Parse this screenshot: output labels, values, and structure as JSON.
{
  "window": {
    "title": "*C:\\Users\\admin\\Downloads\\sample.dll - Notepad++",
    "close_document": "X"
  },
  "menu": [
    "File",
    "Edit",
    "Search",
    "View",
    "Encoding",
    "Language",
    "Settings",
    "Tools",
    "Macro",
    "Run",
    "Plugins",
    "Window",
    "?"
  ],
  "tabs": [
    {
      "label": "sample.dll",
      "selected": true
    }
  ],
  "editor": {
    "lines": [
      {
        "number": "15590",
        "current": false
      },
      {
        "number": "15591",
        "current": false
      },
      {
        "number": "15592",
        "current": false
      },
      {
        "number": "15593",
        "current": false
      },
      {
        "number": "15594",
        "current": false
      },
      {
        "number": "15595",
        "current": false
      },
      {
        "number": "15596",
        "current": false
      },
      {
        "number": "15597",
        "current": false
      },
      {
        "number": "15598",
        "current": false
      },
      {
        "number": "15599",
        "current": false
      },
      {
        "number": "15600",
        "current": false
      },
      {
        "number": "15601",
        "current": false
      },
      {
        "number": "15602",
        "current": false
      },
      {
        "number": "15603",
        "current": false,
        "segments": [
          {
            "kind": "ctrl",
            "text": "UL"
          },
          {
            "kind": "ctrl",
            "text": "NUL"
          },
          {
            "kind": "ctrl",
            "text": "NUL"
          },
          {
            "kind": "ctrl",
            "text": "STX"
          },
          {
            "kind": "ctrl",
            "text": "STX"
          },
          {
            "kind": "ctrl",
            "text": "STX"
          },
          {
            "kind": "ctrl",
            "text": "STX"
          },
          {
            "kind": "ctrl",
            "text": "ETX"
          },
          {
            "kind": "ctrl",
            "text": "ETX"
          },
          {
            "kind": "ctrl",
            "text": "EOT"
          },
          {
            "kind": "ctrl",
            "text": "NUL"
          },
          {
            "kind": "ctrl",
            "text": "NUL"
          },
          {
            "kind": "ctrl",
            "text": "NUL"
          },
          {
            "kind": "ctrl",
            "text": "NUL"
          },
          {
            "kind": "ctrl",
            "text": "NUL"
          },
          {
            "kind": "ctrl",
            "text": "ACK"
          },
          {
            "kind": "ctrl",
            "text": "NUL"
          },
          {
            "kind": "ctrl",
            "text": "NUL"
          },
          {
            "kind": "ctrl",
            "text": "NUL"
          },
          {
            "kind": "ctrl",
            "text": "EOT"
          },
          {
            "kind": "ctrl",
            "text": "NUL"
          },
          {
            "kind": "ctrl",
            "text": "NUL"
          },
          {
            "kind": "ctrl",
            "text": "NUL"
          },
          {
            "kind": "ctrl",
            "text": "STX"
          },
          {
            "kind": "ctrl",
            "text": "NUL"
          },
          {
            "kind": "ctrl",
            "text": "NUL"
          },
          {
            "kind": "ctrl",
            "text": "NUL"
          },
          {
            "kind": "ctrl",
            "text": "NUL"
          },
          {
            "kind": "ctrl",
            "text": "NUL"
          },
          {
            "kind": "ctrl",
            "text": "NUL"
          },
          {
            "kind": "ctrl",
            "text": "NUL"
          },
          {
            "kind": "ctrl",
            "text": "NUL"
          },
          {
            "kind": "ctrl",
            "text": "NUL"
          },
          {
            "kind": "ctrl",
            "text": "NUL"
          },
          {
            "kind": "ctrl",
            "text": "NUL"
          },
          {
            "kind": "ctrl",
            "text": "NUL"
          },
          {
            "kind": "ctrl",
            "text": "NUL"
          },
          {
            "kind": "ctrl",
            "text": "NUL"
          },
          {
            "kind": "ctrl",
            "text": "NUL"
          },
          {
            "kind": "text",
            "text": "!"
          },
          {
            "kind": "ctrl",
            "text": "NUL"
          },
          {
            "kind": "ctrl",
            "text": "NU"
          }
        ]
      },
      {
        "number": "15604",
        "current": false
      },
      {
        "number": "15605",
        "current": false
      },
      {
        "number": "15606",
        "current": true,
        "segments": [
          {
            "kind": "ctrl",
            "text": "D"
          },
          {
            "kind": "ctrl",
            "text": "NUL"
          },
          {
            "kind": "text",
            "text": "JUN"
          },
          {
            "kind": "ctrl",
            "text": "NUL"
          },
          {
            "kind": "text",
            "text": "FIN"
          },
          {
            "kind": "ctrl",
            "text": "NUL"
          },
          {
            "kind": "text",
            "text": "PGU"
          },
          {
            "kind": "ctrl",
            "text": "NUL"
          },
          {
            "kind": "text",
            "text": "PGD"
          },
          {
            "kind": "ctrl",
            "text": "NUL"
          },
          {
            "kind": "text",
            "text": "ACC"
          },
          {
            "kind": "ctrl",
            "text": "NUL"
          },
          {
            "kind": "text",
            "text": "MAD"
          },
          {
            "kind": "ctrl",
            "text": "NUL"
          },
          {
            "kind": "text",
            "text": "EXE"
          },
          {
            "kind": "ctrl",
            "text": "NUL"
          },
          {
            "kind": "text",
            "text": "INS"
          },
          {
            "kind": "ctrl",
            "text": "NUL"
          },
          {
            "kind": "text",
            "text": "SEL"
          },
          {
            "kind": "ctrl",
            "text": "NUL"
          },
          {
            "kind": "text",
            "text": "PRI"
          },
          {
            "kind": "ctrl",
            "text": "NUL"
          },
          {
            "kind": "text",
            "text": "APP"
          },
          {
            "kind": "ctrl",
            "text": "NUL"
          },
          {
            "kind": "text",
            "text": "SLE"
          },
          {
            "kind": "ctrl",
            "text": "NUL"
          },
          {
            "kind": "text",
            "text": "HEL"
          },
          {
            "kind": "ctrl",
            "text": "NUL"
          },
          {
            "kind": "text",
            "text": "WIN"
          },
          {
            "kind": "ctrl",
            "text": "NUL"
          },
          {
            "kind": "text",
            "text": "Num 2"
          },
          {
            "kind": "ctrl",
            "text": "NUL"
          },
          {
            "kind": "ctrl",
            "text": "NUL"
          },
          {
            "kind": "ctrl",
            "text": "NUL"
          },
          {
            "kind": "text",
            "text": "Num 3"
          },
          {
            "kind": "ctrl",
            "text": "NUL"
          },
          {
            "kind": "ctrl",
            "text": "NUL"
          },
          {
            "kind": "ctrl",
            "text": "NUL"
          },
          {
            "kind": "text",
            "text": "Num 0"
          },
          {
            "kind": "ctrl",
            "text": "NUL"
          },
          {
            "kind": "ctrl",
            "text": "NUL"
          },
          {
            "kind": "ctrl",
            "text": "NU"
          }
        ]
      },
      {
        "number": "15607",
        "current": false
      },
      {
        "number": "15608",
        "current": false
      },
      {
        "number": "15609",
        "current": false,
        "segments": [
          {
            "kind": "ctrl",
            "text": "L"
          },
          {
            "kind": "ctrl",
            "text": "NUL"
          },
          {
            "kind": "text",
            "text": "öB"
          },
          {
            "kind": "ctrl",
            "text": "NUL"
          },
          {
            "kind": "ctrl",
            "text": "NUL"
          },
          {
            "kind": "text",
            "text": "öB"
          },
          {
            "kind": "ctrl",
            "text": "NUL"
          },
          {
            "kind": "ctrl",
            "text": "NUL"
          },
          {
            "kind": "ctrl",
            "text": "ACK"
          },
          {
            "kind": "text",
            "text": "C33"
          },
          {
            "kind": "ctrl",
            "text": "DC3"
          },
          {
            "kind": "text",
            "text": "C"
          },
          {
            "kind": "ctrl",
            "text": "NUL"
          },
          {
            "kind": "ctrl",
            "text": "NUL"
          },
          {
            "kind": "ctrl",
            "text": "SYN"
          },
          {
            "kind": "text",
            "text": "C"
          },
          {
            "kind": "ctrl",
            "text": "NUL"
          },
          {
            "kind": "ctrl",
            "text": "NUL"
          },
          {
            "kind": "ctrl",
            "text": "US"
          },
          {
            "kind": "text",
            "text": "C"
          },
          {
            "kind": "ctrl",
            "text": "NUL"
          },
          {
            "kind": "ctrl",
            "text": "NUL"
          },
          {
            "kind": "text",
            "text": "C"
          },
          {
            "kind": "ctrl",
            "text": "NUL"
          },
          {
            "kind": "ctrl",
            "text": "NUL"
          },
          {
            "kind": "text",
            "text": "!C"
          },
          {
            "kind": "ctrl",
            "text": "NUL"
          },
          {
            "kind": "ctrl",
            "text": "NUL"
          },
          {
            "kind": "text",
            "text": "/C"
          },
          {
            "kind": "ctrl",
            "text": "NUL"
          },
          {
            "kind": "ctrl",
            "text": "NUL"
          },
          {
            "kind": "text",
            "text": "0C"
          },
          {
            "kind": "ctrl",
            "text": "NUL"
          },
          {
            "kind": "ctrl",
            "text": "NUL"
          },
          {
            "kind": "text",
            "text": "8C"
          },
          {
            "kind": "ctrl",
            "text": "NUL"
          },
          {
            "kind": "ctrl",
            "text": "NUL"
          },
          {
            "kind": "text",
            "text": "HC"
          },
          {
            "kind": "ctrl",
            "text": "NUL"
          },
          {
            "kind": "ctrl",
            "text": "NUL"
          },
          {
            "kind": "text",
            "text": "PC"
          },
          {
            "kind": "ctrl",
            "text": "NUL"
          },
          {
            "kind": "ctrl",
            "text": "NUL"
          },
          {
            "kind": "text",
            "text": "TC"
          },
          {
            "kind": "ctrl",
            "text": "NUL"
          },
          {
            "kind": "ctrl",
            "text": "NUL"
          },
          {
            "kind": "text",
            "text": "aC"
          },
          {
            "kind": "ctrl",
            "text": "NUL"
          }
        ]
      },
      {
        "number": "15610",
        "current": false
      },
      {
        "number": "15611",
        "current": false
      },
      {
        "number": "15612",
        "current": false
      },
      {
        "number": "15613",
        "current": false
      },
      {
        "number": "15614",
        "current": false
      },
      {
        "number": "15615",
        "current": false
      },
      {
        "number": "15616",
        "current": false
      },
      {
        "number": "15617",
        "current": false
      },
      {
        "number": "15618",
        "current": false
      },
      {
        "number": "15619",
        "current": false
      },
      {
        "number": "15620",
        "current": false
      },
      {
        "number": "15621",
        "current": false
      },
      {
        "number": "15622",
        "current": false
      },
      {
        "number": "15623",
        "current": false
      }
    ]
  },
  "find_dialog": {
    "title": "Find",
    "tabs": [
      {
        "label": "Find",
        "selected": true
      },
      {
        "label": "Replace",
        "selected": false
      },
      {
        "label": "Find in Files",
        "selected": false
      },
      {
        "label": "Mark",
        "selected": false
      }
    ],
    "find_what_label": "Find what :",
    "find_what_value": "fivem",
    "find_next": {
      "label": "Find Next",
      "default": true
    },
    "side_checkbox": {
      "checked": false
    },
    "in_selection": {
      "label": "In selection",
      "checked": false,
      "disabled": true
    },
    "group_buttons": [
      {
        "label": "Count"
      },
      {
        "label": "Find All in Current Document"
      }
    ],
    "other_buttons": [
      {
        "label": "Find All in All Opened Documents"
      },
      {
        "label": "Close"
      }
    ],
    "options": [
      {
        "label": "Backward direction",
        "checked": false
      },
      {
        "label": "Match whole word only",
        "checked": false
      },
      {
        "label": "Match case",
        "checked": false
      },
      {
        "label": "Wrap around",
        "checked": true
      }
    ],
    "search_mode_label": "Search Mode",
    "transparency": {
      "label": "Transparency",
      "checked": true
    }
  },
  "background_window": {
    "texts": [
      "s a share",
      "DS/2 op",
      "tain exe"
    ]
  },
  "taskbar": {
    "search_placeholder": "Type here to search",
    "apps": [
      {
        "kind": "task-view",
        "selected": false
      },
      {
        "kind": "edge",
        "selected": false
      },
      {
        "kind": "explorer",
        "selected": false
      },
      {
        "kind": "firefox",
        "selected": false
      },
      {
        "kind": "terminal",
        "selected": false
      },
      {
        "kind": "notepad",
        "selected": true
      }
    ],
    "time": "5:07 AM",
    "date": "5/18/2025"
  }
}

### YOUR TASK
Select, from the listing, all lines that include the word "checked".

### SOLUTION TO THIS PROBLEM
      "checked": false
      "checked": false,
        "checked": false
        "checked": false
        "checked": false
        "checked": true
      "checked": true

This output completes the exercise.